Instructions for the task
Filter the entries below, keeping only lines with the word "value".

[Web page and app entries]
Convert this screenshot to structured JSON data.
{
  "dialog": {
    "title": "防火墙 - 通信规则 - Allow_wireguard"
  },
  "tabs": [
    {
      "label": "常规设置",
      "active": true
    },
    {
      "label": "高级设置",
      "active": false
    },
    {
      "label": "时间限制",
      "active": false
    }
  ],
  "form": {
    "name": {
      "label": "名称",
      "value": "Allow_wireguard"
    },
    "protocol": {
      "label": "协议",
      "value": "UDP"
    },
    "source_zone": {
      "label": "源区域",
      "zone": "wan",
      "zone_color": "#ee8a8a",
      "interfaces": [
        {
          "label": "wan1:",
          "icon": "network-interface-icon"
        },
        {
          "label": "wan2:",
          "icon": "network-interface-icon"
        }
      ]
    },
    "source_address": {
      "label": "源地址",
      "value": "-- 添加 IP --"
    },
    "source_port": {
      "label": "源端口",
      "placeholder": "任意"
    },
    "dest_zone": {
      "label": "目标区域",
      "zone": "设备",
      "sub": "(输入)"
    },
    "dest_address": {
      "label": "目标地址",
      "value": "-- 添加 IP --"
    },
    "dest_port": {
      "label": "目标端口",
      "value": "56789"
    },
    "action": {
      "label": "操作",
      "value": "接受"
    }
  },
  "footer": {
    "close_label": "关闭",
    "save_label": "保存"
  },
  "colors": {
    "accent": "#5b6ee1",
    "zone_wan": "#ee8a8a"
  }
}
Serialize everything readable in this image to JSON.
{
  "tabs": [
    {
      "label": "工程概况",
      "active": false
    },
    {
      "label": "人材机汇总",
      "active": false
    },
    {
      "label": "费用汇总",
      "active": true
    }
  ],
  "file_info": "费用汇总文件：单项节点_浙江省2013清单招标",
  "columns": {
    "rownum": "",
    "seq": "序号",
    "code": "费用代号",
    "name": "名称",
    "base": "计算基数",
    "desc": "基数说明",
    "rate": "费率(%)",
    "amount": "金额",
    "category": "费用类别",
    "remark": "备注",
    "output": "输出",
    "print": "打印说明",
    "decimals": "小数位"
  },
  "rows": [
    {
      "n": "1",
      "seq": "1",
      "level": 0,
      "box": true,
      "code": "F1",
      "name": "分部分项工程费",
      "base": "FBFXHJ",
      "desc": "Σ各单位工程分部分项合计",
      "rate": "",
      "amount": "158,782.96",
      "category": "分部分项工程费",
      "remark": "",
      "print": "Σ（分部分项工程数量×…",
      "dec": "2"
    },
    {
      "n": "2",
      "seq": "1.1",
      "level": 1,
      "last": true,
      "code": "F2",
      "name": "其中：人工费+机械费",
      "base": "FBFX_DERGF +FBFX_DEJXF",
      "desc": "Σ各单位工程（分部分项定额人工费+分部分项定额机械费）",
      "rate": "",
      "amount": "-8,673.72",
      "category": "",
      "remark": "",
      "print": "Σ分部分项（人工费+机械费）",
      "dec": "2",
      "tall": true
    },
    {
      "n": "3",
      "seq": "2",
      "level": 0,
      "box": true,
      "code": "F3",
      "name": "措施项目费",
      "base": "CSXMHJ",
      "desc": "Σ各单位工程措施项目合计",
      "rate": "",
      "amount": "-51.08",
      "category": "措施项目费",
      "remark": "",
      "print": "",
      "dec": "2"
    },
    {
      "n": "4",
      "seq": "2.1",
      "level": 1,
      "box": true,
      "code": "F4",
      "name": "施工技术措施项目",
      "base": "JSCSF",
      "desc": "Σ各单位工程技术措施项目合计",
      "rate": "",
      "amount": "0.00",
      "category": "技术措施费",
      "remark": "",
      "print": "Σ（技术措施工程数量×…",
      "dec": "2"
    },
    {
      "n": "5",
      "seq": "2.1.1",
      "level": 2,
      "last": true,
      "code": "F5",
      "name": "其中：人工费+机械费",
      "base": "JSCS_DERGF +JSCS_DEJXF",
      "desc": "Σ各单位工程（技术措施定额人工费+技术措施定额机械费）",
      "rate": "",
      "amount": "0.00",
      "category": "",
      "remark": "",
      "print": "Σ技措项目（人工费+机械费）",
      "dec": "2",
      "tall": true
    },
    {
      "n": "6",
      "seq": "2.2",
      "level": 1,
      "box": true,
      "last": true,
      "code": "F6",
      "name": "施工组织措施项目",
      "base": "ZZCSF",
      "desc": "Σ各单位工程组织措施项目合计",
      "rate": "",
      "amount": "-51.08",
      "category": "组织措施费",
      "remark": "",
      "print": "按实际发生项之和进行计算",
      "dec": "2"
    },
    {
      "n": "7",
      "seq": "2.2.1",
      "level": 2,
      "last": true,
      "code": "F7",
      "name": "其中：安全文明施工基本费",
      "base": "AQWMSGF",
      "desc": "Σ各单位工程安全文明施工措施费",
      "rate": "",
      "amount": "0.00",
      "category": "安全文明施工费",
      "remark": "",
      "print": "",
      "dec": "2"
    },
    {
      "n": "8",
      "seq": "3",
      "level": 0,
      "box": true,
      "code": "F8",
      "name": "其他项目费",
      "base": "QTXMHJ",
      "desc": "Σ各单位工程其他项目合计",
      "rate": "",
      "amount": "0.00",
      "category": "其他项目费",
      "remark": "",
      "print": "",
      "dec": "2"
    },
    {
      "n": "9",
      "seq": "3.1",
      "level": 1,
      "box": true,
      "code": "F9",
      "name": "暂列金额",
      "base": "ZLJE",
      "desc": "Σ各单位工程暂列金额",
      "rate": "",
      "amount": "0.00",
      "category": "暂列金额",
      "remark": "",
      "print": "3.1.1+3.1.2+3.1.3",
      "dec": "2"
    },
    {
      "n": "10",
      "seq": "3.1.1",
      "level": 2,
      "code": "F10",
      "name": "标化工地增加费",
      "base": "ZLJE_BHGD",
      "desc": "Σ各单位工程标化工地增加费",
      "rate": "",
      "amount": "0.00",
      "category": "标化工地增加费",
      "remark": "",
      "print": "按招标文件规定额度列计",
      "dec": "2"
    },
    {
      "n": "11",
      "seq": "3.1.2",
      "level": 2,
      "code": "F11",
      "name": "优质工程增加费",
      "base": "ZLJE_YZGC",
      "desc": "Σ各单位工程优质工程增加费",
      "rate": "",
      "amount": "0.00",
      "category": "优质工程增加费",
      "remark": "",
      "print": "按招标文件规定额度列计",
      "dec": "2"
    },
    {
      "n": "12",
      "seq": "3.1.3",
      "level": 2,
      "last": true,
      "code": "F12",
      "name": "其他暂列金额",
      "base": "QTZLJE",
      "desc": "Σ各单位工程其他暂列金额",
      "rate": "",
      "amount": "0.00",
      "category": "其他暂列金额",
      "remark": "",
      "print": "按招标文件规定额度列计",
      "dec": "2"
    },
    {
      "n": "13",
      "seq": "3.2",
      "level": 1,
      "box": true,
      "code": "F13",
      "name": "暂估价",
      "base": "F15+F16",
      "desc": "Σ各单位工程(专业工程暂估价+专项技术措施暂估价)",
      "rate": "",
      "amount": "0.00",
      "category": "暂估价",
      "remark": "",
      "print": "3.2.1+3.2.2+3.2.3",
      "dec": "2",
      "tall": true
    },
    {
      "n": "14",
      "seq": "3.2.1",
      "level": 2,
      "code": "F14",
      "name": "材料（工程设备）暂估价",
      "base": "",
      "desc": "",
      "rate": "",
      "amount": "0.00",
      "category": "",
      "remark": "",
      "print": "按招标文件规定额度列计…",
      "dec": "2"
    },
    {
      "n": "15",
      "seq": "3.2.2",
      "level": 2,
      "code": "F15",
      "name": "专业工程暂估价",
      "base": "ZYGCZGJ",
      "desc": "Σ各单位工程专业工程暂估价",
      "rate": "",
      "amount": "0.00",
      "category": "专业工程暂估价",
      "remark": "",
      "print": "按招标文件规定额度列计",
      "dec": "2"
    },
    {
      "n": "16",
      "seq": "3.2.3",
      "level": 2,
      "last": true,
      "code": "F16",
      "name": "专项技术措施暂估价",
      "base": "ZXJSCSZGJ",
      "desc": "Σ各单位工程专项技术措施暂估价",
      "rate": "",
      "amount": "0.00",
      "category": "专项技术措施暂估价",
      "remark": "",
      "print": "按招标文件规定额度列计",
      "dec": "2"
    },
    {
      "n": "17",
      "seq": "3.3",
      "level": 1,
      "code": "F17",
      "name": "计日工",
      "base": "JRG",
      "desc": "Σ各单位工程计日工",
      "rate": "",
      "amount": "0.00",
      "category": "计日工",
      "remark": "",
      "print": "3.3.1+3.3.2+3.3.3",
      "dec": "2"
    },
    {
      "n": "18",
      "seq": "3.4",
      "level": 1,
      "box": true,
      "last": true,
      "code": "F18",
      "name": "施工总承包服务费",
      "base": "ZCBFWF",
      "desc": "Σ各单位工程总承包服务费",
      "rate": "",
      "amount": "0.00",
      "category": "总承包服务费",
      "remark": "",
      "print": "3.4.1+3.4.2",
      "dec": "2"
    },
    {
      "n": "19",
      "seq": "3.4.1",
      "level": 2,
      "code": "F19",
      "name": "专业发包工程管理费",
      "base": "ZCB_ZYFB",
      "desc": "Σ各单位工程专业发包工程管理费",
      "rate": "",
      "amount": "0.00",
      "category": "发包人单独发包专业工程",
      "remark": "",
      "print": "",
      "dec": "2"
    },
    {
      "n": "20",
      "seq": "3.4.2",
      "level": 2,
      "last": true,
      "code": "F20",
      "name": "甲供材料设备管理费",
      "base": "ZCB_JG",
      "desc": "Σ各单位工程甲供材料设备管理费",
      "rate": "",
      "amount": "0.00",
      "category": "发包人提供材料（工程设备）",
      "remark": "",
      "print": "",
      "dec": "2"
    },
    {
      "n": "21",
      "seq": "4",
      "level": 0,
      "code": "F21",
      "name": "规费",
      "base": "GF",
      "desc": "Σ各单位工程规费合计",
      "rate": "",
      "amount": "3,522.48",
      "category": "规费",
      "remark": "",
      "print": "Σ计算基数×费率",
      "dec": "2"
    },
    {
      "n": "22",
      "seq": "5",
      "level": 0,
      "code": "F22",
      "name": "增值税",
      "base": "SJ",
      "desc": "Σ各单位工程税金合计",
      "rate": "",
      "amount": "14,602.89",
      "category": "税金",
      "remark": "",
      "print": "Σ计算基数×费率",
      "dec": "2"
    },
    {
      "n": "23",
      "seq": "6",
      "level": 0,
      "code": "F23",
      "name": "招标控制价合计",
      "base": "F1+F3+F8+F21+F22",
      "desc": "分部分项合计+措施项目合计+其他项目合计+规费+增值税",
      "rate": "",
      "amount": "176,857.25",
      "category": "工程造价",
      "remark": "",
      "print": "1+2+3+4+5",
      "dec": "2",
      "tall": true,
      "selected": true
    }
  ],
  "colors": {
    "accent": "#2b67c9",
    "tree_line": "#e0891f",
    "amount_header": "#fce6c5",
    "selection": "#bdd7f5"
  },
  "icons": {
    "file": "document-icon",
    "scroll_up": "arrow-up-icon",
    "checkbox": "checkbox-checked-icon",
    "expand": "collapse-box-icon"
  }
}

Response
      "value": "Allow_wireguard"
      "value": "UDP"
      "value": "-- 添加 IP --"
      "value": "-- 添加 IP --"
      "value": "56789"
      "value": "接受"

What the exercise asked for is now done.